Rome Reverses Decision to Name Park After Yasser Arafat
Virginia Raggi, the mayor of Rome, has reversed the city’s decision to name one of the city’s parks after arch-terrorist Yasser Arafat.
The original plan was for a street to also be named after the late chief rabbi of Rome, Rabbi Elio Toaff, for “balance.” Toaff died in 2015.
The Jewish community of Rome protested bitterly against the decision. The chair of the Jewish Community of Rome, Ruth Dureghello, wrote an open letter to the mayor, saying, “We remember Arafat, for those who obviously do not know the story, as the moral force behind the antisemitic attack on the synagogue of October 9, 1982, in which Stefano Gaj Taché was killed, a Jewish, Roman and Italian child. Choosing to dedicate to Arafat a park is unacceptable. … The city of Rome must choose: to remember the terrorists or their victims. Both things are not possible.”
The letter also called Arafat the “forerunner, if not the creator, of modern terrorism.”
Here is what happened in 1982:
The attack took place at the Great Synagogue of Rome in the historic district of Rome on Saturday morning, at 11:55 a.m., at the conclusion of Sabbath services. As the families of the local Jewish community began leaving the synagogue with their children from the back entrance to the synagogue, five elegantly dressed armed Palestinian attackers walked calmly up to the back entrance of the synagogue and threw at least three hand grenades at the crowd, and afterwards sprayed the crowd with sub-machine gun fire. Eyewitnesses at the scene stated that the hand grenades bounced off the steps and exploded in the street.
A 2-year-old toddler, Stefano Gaj Taché, was killed in the attack after being hit by shrapnel. In addition, 37 civilians were injured, among them Stefano’s brother, 4-year-old Gadiel Taché, who was shot in the head and chest.
Reaction in the Italian press to the initial decision was mixed. There were a number of articles that agreed with the Jewish community. An op-ed in Il Fatto Quotidiano ridiculed the “balance” of honoring the terrorist and the chief rabbi, saying that the political correctness that prompted the decision was akin to equating the Torah with a Kalashnikov.
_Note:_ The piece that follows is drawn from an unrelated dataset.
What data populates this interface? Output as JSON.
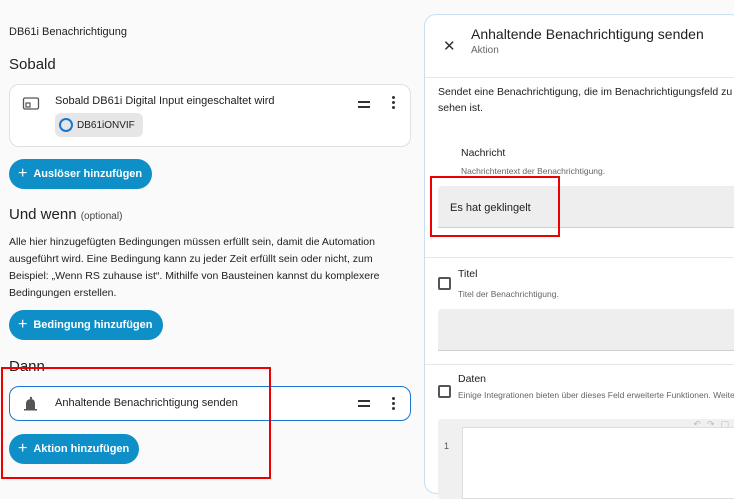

Strade Online remembered not only the Great Synagogue attack, but also the 1973 attack by Palestinians at Fiumicino International Airport that killed dozens, and the 1985 attack at the same airport that killed 16.
But Comune-Info.net instead complained about how Rome gives “veto power” to the Jews, and said that the Jewish community letter calling Arafat the architect of modern terrorism was an example of brilliant fake history. The site wrote: “We do not want to believe that it is for low reasons of interest dictated by the economic and media power of Zionism that we accept the pro-Israel diktat, no, we just think that the terror of being unjustifiably labeled anti-Semitic has now assumed the power of an invisible but very sharp sword ready to decapitate anyone who dares to criticize Israel.”
Because murdering hundreds of people is a valid criticism of Israel.